| Task goal |
Gather all lines in the entries below that include the word "icon".
⟨
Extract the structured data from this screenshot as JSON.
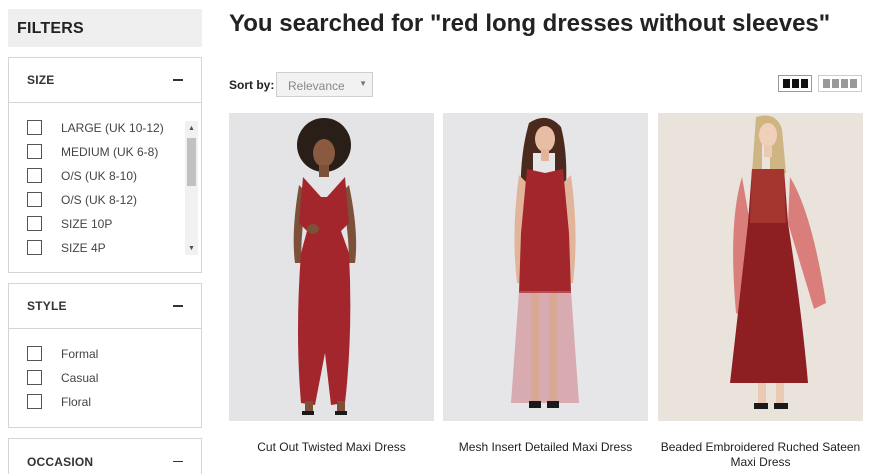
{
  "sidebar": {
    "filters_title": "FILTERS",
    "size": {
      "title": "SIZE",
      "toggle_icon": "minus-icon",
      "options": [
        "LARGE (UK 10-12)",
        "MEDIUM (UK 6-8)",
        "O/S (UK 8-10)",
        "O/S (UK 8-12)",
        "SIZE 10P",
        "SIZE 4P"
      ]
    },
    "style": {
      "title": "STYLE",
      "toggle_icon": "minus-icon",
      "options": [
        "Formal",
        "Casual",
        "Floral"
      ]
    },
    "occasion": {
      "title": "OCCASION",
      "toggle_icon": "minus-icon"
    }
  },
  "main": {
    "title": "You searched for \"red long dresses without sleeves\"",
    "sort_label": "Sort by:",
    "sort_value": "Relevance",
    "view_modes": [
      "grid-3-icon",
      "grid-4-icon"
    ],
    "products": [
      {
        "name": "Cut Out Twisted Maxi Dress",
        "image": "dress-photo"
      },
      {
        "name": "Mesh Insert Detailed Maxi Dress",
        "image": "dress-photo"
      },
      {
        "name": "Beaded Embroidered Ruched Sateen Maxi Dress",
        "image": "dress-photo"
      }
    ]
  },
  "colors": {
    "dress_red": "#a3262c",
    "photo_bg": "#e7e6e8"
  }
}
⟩
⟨
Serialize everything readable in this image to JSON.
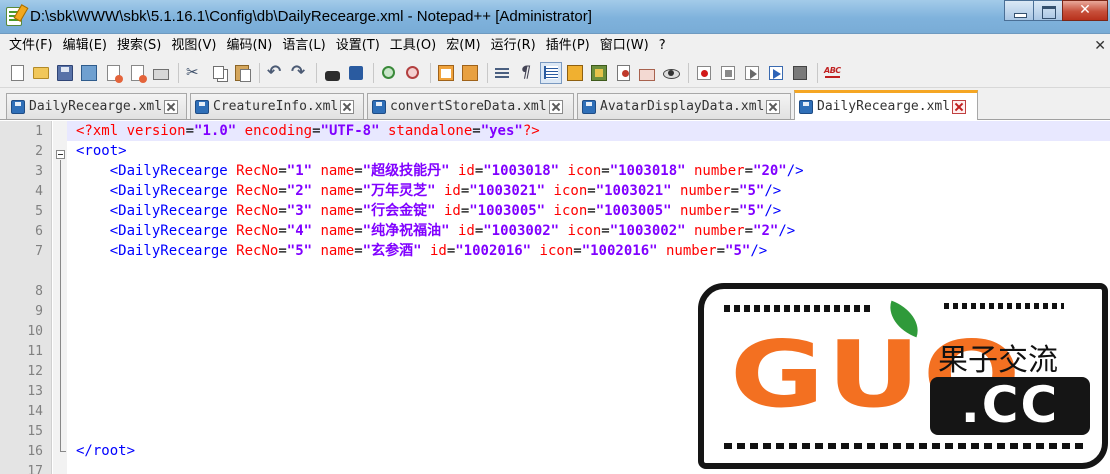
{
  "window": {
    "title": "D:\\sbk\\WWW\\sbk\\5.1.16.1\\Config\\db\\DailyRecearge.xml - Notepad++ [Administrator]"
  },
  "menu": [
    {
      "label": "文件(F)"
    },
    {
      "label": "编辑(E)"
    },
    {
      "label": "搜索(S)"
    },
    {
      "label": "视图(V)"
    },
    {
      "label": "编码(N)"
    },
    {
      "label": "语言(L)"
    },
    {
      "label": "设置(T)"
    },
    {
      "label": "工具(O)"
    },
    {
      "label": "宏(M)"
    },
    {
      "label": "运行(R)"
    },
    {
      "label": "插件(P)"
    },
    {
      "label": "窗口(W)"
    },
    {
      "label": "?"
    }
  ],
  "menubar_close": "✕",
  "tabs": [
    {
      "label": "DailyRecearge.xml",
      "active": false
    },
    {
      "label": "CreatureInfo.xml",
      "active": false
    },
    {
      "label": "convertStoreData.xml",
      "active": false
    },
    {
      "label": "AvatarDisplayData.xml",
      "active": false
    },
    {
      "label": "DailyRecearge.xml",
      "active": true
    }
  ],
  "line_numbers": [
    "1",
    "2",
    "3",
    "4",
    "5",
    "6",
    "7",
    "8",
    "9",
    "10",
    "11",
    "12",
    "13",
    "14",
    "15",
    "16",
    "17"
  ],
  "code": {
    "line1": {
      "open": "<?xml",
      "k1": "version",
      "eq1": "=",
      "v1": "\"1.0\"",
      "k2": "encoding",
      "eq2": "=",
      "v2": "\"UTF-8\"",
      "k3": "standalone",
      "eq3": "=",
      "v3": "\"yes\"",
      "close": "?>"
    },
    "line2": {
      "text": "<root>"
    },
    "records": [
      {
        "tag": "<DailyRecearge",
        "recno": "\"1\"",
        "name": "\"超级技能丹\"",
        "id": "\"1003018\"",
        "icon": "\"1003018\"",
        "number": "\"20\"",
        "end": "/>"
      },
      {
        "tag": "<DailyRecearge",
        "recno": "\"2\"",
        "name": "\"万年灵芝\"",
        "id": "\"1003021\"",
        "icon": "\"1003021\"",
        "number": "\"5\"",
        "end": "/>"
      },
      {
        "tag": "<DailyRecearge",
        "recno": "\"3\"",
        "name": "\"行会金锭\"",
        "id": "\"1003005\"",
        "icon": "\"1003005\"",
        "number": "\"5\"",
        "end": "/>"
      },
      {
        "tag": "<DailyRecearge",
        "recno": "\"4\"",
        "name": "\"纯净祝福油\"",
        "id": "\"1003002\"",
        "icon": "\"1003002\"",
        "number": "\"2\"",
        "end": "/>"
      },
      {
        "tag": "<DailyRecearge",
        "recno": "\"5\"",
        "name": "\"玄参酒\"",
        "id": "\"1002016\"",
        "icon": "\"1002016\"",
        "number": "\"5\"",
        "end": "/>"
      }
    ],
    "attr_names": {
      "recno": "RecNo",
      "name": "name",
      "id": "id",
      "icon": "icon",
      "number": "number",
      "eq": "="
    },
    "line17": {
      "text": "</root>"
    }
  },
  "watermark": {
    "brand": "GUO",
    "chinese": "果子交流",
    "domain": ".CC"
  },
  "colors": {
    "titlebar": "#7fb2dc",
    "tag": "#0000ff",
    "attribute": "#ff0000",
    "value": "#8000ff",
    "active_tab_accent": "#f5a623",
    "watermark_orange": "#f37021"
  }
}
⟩
| Exercise solution |
      "toggle_icon": "minus-icon",
      "toggle_icon": "minus-icon",
      "toggle_icon": "minus-icon"
      "grid-3-icon",
      "grid-4-icon"
        "icon": "\"1003018\"",
        "icon": "\"1003021\"",
        "icon": "\"1003005\"",
        "icon": "\"1003002\"",
        "icon": "\"1002016\"",
      "icon": "icon",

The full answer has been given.